Matin Kaysar recalled the hospital ward. The story about the hospital ward was an old one, everyone knew it. It was that well-known story which peeped into his mind from time to time. There were five patients in the hospital ward. All of them were terminally ill, and none of them knew when they might die. There was only one window in that hospital ward. And so it was only the patient who lay on the bed beside the window who could see the scenes of the world outside through the window. The others lay in bed day after day. Every day, the patient who was beside the window described the scenes he saw outside to his bedridden fellow-patients. He told them about how red the sun that rose that dawn was, he told them about how the leaves on the trees had turned from yellow to green, he described how close together a couple of lovers sat on the bank of the faraway river, and how a blue-throated bird flew over their heads. In the dark of some nights, the patient facing the window described scenes of strange ghosts walking outside the window. The other patients heard that description with alarm and excitement, they dreamt that perhaps one day they too would be so fortunate as to be on the bed beside the window. After that the patient who was the narrator suddenly died one day. His dead body was taken away for his last rites. The bed beside the window lay vacant. The other four patients waited anxiously to know who would get the chance to go to that most valuable bed. An indifferent nurse in a white uniform arrived and conducted a lottery to select the occupant of that bed. It was Patient No. 3 who was selected in the lottery to be the occupant of that yearned-for bed. The next day, Patient No. 3 was moved to the vacant bed beside the window. As soon as he lay on the bed, he was beside himself with excitement and emotion, and he looked out through the cherished window. But he was stunned when he looked. He was at an utter loss, unable to figure out anything. Because as he looked out through the window, all he could see was a solid, high wall. Nothing could be seen beyond the wall. There was only a cold, white, brick wall. And nothing else.

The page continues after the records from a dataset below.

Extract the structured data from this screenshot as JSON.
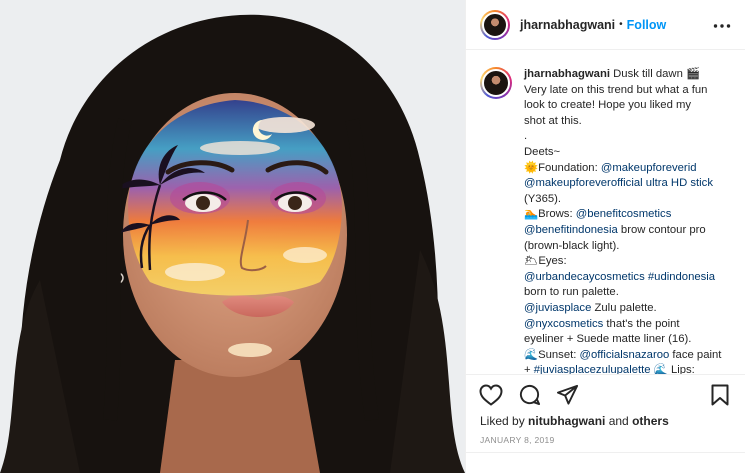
{
  "header": {
    "username": "jharnabhagwani",
    "separator": "•",
    "follow_label": "Follow",
    "more_icon": "more-horizontal-icon"
  },
  "caption": {
    "username": "jharnabhagwani",
    "lines": [
      " Dusk till dawn 🎬",
      "Very late on this trend but what a fun",
      "look to create! Hope you liked my",
      "shot at this.",
      ".",
      "Deets~",
      "🌞Foundation: @makeupforeverid",
      "@makeupforeverofficial ultra HD stick",
      "(Y365).",
      "🏊Brows: @benefitcosmetics",
      "@benefitindonesia brow contour pro",
      "(brown-black light).",
      "🌥Eyes:",
      "@urbandecaycosmetics #udindonesia",
      "born to run palette.",
      "@juviasplace Zulu palette.",
      "@nyxcosmetics that's the point",
      "eyeliner + Suede matte liner (16).",
      "🌊Sunset: @officialsnazaroo face paint",
      "+ #juviasplacezulupalette 🌊 Lips:"
    ]
  },
  "actions": {
    "like_icon": "heart-icon",
    "comment_icon": "comment-icon",
    "share_icon": "share-icon",
    "save_icon": "bookmark-icon"
  },
  "likes": {
    "prefix": "Liked by ",
    "user": "nitubhagwani",
    "middle": " and ",
    "others": "others"
  },
  "date": "JANUARY 8, 2019",
  "colors": {
    "link": "#00376b",
    "follow": "#0095f6",
    "muted": "#8e8e8e"
  }
}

Matin Kaysar knew that the narrator who died beside the window was in fact the storyteller of the story that came into being, the one who went on drawing pictures of an illusory world on the solid wall of this world marked with death, kept alive everyone’s hope of surviving, and then died one day, drowning in the nectar he himself created.
(This is a translation of the Bengali short story, “Jonoik Stonyopayee Prani, Jini Golpo Lekhen”, by Shahaduz Zaman (b. 1960), a Bangladeshi writer. The author lives in the U.K. where he is a medical anthropologist.)